  18. Electron spectroscopy of the diamond surface

    NASA Technical Reports Server (NTRS)

    Pepper, S. V.

    1981-01-01

    The diamond surface is studied by ionization loss spectroscopy and Auger electron spectroscopy. For surfaces heated to temperatures not exceeding 900 C, the band gap was found to be devoid of empty states in the absence of electron beam effects. The incident electron beam generates empty states in the band gap and loss of structure in the valence band for these surfaces. A cross section of 1.4 x 10 to the -19th sq cm was obtained for this effect. For surfaces heated to temperatures exceeding 900 C the spectra were identical to those from surfaces modified by the electron beam. The diamond surface undergoes a thermal conversion in its electronic structure at about 900 C.

  19. Transformation of the diamond /110/ surface

    NASA Technical Reports Server (NTRS)

    Pepper, S. V.

    1982-01-01

    The diamond surface undergoes a transformation in its electronic structure by a vacuum anneal at approximately 900 C. This transformation is characterized by the appearance of a feature in the band gap region of the energy loss spectrum.
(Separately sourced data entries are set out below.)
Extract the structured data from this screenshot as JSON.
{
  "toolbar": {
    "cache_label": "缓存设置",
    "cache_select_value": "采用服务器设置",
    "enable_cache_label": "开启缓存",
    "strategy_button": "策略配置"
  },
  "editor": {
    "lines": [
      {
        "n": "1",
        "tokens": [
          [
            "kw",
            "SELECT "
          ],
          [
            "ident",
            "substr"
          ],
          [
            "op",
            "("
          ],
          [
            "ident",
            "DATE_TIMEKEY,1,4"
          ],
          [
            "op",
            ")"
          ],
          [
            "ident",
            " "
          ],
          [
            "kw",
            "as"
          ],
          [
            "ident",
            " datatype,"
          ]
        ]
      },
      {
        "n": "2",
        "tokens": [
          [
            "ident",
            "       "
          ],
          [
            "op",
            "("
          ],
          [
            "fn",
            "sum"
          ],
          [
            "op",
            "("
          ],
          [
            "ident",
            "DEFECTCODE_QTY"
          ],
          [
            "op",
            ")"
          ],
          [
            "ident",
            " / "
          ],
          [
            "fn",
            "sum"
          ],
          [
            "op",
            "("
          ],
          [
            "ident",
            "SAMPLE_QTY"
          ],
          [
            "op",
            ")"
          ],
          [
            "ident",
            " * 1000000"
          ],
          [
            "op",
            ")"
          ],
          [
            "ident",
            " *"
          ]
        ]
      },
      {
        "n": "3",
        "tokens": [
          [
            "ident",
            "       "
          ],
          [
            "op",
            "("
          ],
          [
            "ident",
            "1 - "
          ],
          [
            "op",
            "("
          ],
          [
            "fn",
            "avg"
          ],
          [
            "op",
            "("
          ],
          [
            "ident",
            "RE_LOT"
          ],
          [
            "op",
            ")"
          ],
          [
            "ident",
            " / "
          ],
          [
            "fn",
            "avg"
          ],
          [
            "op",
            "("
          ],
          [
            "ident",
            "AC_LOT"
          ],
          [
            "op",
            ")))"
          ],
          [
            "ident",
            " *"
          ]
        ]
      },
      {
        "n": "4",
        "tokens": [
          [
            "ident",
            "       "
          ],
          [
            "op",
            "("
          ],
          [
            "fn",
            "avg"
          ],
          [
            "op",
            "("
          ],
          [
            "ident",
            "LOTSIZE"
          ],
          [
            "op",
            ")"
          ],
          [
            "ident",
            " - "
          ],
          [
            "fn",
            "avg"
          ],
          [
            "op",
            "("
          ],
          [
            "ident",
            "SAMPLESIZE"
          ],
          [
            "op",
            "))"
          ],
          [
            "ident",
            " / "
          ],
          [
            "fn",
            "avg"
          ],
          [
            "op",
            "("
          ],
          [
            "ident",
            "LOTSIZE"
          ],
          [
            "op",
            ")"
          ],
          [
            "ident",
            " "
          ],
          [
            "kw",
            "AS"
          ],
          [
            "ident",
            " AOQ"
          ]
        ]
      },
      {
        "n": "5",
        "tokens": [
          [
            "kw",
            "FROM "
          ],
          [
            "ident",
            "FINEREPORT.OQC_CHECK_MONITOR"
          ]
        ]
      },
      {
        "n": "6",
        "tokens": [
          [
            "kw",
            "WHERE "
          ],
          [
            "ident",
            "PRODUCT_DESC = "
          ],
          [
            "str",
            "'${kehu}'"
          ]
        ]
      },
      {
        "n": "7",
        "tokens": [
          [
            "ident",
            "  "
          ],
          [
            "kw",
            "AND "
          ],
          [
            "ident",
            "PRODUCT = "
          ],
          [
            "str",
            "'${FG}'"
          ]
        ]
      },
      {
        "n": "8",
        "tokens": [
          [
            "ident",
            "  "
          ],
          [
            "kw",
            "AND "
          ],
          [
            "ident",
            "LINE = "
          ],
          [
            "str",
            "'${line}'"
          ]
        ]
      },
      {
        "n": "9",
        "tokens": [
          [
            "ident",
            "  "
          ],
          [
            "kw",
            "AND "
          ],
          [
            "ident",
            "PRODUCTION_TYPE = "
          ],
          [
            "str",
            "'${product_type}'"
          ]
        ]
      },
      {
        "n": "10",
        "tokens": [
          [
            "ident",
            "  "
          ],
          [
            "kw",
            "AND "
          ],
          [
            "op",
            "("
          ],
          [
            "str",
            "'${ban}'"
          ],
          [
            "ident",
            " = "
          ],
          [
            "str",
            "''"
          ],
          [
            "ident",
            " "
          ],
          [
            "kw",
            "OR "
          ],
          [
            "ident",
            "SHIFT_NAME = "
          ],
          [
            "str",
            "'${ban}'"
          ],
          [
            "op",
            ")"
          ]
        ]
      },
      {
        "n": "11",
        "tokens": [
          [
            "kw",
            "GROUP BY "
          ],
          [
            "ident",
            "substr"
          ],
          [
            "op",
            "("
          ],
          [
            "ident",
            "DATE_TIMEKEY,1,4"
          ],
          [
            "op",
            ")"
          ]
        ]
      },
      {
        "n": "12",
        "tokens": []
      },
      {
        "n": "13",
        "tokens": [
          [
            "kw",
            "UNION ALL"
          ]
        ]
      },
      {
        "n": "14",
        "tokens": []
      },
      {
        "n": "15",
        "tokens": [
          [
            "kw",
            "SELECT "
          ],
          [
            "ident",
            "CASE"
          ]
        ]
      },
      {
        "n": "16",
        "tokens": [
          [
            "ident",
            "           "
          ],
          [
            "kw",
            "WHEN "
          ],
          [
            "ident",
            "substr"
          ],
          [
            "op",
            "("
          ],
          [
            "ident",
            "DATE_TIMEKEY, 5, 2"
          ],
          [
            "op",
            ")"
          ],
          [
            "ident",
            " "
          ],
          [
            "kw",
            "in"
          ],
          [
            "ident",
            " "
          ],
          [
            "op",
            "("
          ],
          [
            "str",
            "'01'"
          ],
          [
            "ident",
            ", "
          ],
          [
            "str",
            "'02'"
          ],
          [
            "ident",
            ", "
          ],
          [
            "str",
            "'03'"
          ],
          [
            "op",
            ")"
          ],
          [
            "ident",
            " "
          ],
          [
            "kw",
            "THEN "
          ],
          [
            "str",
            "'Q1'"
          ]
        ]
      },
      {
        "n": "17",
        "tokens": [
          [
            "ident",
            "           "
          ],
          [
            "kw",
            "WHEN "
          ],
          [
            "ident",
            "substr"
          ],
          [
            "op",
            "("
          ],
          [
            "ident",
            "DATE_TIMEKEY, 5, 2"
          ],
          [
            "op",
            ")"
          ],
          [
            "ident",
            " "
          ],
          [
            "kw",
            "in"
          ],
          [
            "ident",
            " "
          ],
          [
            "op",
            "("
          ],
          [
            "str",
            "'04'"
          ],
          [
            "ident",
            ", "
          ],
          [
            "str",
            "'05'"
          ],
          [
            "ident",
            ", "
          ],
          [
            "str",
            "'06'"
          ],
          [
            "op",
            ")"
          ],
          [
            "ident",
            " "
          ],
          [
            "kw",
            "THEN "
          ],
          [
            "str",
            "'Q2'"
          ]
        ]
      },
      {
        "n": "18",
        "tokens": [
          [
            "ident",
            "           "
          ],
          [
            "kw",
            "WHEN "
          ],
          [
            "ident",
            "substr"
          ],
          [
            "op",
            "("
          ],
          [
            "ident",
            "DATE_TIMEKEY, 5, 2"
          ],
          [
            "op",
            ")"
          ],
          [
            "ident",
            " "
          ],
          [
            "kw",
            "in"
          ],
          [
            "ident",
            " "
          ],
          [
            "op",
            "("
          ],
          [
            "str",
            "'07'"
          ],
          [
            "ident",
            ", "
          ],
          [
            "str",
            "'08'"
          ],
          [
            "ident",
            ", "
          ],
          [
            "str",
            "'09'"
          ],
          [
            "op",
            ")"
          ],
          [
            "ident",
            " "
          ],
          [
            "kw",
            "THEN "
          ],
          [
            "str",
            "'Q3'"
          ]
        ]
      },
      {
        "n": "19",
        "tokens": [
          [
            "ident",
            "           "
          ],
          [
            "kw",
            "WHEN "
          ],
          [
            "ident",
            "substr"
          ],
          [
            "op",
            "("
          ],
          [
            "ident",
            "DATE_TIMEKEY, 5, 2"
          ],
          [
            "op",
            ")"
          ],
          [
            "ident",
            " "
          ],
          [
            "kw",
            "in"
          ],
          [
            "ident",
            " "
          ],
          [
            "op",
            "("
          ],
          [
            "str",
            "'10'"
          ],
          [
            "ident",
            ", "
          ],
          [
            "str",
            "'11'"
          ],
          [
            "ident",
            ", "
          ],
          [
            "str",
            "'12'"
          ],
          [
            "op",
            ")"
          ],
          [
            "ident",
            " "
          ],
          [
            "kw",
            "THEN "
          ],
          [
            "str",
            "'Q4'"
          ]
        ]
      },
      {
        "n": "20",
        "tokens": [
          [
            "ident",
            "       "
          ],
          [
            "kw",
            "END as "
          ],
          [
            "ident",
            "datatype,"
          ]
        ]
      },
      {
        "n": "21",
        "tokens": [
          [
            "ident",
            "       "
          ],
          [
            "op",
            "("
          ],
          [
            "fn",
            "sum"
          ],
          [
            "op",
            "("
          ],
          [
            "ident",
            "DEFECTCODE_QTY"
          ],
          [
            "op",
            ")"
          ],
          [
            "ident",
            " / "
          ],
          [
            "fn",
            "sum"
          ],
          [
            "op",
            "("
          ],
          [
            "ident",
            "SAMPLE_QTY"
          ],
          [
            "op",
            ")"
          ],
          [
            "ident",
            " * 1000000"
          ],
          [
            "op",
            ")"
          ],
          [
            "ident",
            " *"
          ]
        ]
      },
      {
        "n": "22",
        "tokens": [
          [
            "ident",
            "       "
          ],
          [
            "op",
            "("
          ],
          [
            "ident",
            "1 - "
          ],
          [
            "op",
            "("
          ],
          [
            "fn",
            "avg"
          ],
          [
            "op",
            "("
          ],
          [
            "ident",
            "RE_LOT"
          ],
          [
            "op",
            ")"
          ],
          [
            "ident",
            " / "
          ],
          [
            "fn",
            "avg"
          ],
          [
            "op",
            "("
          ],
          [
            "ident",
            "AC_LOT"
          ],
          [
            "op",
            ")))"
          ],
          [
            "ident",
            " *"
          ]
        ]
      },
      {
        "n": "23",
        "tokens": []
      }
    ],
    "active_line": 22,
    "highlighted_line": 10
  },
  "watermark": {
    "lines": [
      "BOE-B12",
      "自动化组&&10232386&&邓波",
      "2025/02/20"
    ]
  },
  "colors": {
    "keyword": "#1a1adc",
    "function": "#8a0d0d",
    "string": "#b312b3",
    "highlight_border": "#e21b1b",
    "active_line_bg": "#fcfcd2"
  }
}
The kinetics of the transformation on the (110) surface is studied by observing the growth of this feature with time and temperature. The transformation is found to be consistent with first-order kinetics with an activation energy of 4.8 eV. It is also found that the band gap feature could be removed by exposure of the transformed surface to excited hydrogen. The results are consistent with the polished diamond (110) surface being covered with hydrogen which removes the band gap states and can be thermally desorbed at approximately 900 C.

  20. Testing of nonlinear diamond-turned reflaxicons.

    PubMed

    Hayes, J; Underwood, K L; Loomis, J S; Parks, R E; Wyant, J C

    1981-01-15

    The extreme alignment sensitivity of nonlinear diamond-turned reflaxicons makes them difficult to test and analyze. To evaluate the wave front it is necessary to know what portion results from alignment errors. This paper describes the setup, alignment, and testing of a nonlinear diamond-turned independent-element reflaxicon manufactured at the Union Carbide, Oak Ridge Y-12 plant. Interferograms taken with the center cone misaligned a known amount are analyzed using the axicon preprocessing option in FRINGE [J. S. Loomis (ASTM Report STP 666 and Proc. Soc. Photo-Opt. Instrum. Eng. 171, 64 (1979)]. The results show that FRINGE correctly removes the cone and decenter errors introduced by the misalignments. It is also shown how the resulting interferograms are unfolded to give the OPD errors as seen on the outer cone. PMID:20309096